→ **What you have to do**
Scan the data below and pick out the lines containing the word "true".

→ **The input**
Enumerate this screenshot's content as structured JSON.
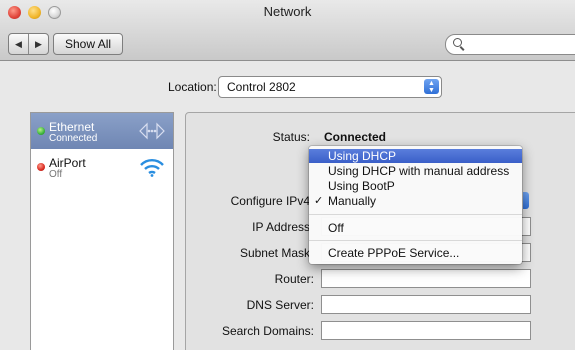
{
  "window": {
    "title": "Network"
  },
  "toolbar": {
    "back_glyph": "◀",
    "forward_glyph": "▶",
    "show_all_label": "Show All",
    "search_placeholder": ""
  },
  "location": {
    "label": "Location:",
    "value": "Control 2802"
  },
  "services": [
    {
      "name": "Ethernet",
      "status": "Connected",
      "indicator": "green",
      "icon": "ethernet-icon",
      "selected": true
    },
    {
      "name": "AirPort",
      "status": "Off",
      "indicator": "red",
      "icon": "wifi-icon",
      "selected": false
    }
  ],
  "panel": {
    "status_label": "Status:",
    "status_value": "Connected",
    "configure_label": "Configure IPv4",
    "ip_label": "IP Address",
    "subnet_label": "Subnet Mask",
    "router_label": "Router:",
    "dns_label": "DNS Server:",
    "search_domains_label": "Search Domains:"
  },
  "menu": {
    "items": [
      {
        "label": "Using DHCP",
        "highlighted": true,
        "checked": false
      },
      {
        "label": "Using DHCP with manual address",
        "highlighted": false,
        "checked": false
      },
      {
        "label": "Using BootP",
        "highlighted": false,
        "checked": false
      },
      {
        "label": "Manually",
        "highlighted": false,
        "checked": true
      },
      {
        "label": "Off",
        "highlighted": false,
        "checked": false
      },
      {
        "label": "Create PPPoE Service...",
        "highlighted": false,
        "checked": false
      }
    ],
    "check_glyph": "✓"
  },
  "colors": {
    "selection_blue": "#3a5fc8",
    "list_selected": "#7a90bd",
    "wifi_blue": "#2a8ee0"
  }
}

→ **Problem solution**
      "selected": true
        "highlighted": true,
        "checked": true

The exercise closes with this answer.